Where the records contain images, omit them, and repeat everything else word for word.

[EXERCISE DATA]
........

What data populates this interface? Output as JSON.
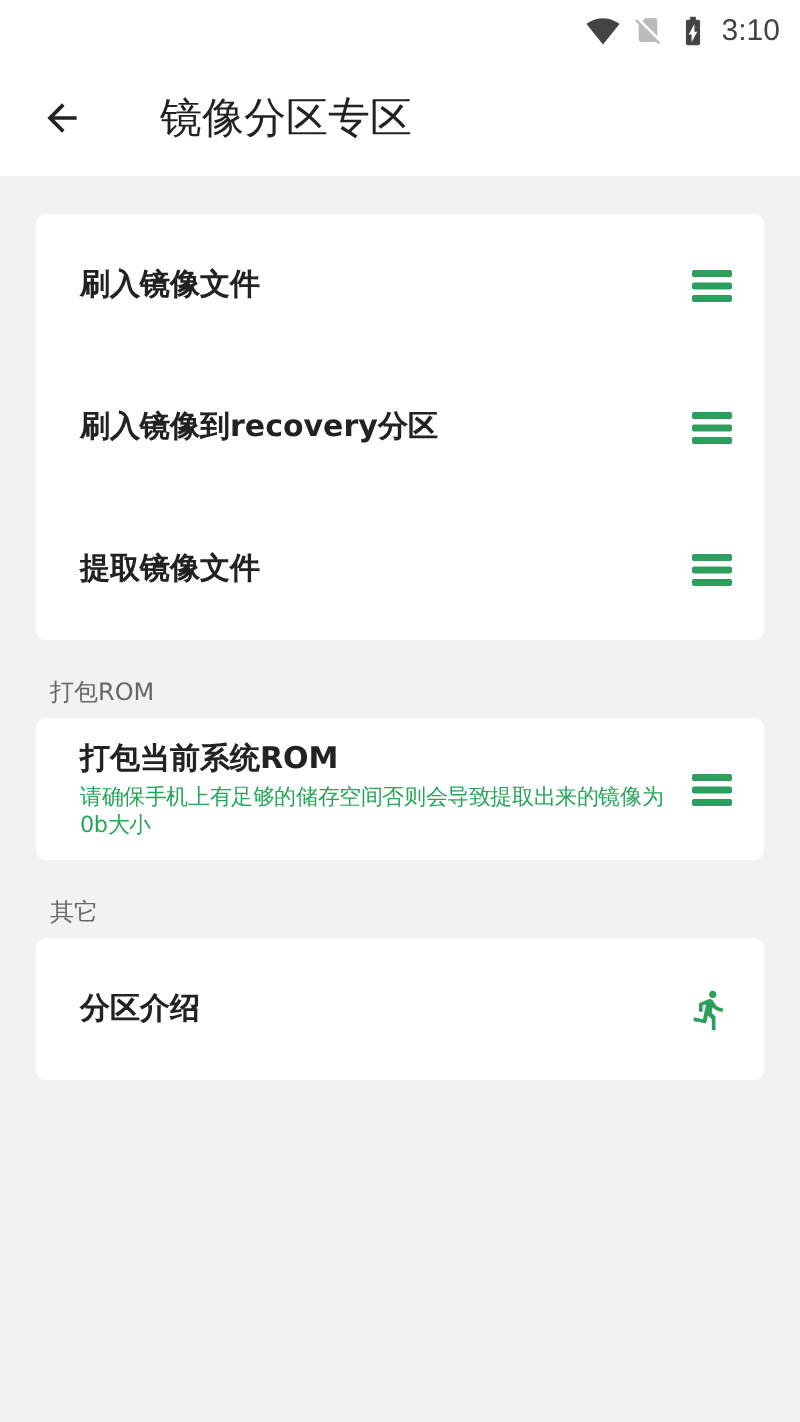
{
  "status_bar": {
    "time": "3:10"
  },
  "app_bar": {
    "title": "镜像分区专区"
  },
  "sections": [
    {
      "items": [
        {
          "title": "刷入镜像文件",
          "kind": "menu"
        },
        {
          "title": "刷入镜像到recovery分区",
          "kind": "menu"
        },
        {
          "title": "提取镜像文件",
          "kind": "menu"
        }
      ]
    },
    {
      "header": "打包ROM",
      "items": [
        {
          "title": "打包当前系统ROM",
          "subtitle": "请确保手机上有足够的储存空间否则会导致提取出来的镜像为0b大小",
          "kind": "menu"
        }
      ]
    },
    {
      "header": "其它",
      "items": [
        {
          "title": "分区介绍",
          "kind": "run"
        }
      ]
    }
  ]
}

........

[TASK RESPONSE]
What data populates this interface? Output as JSON.
{
  "status_bar": {
    "time": "3:10"
  },
  "app_bar": {
    "title": "镜像分区专区"
  },
  "sections": [
    {
      "items": [
        {
          "title": "刷入镜像文件",
          "kind": "menu"
        },
        {
          "title": "刷入镜像到recovery分区",
          "kind": "menu"
        },
        {
          "title": "提取镜像文件",
          "kind": "menu"
        }
      ]
    },
    {
      "header": "打包ROM",
      "items": [
        {
          "title": "打包当前系统ROM",
          "subtitle": "请确保手机上有足够的储存空间否则会导致提取出来的镜像为0b大小",
          "kind": "menu"
        }
      ]
    },
    {
      "header": "其它",
      "items": [
        {
          "title": "分区介绍",
          "kind": "run"
        }
      ]
    }
  ]
}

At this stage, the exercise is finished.